The only real concern, is whether or not the UK’s national grid and electric charge infrastructure is ready for all of this? That is another debate in its entirety.
Still not sure of what fuel choice to use? Just head over to the Car-E homepage to consider whether or not an eco-car is the one for you, or the business.
While leasing is a great way to fix your risk for 2, 3 or 4 years while you work out if the engine type is everything you thought it would be, not everyone’s personal circumstances will be suitable. As ever, do your research and don’t make a decision based on the monthly rental alone!

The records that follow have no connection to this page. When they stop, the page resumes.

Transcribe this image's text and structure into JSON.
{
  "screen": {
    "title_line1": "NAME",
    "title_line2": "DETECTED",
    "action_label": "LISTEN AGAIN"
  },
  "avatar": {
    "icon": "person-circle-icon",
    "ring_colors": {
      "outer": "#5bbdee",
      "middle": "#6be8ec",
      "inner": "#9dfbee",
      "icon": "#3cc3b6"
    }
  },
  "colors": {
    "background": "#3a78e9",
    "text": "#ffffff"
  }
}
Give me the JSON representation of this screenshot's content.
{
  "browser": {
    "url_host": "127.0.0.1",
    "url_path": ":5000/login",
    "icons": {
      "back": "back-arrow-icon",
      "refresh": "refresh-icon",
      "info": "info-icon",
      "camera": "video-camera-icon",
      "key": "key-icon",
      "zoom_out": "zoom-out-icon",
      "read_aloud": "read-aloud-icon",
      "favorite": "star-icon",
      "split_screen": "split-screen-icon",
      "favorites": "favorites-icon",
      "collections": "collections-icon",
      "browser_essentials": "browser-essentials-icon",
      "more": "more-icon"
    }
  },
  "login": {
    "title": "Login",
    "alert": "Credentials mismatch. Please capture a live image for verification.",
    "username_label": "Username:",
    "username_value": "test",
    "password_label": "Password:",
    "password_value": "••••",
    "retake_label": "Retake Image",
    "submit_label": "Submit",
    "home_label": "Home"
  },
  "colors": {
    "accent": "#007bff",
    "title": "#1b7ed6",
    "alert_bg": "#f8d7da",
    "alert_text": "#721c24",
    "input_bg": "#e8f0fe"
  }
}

In terms of the car shown, the Jaguar I-PACE Estate 294kW EV400 HSE 90kWh 5 Door Auto (Pure Electric Vehicle), this is based on the following configuration:
Corris Grey Metallic Paint
Windsor leather – Light Oyster with Ebony/Light Oyster Interior + Sport Seats
Light Oyster Morzine headlining
Gloss Black Trim Finisher
20″ 5 Spoke Gloss Dark Grey with Contrast Diamond Turned Finish Alloy Wheels – Style 5068
Head Up Display
Fixed Panoramic Glass sunroof
Front Fog Lights
18-Way Electric Heated and Cooled Front Seats with Memory and Heated Rear Seats
Cabin Air Ionisation
Four Zone Climate Control
Soft Grain Leather Sport Steering Wheel
Adaptive Surface Response (ASR)
Electronic Air Suspension
Chrome Window Side Surrounds
As standard the top of the line I-Pace will offer 20” alloys, climate control, body coloured external, coil suspension, Windsor leather, heated steering wheel, soft leather steering wheel, ambient interior lighting,. 18-way electric heated and cooled seats with memory, heated front and rear windscreen, heated washer jets, rain sensing wipers, solar attenuating front and rear windscreen, DSC, emergency brake assist, hill launch assist, brake regeneration, low traction launch, apply car play/android auto, Bluetooth, 36- parking aid, 36- parking camera, lane keep assist, blind spot assist, park assist, traffic sign recognition, push button starter, auto dimming rear view mirror, 7kW charger, DAB radio, Meridian sound system, tailgate spoiler, automatic headlight levelling, LED tail lights, matrix LED headlights with signature DRL, air quality sensor, multifunction steering wheel, 60/40 split folding rear seats, keyless entry, intrusion sensor and alarm.
While the car is well-stocked with great options, adding the privacy glass, black exterior pack and cabin air ionisation are always nice touch’s.
For business and company car users note the P11d on standard vehicle at £75,640.00 and CO2 at 0g/km. The 90kWh battery offers anywhere between 165-300 miles weather and conditions dependent. Cap data suggests a full range of 298 miles but the weather conditions will impact on this. The car offers 4.8 second 0-62 times and 400ps. Service intervals on an electric Jag? Every 24 months or 21,000 miles whichever lands sooner. The electric Jag is compatible with a Type 2 up to 7kW per hour (meaning a full charge will take circa 12 hours) and CCS (meaning a rapid charge will take 70-40 minutes depending on speed). A 7kW home charge point would be an ideal solution.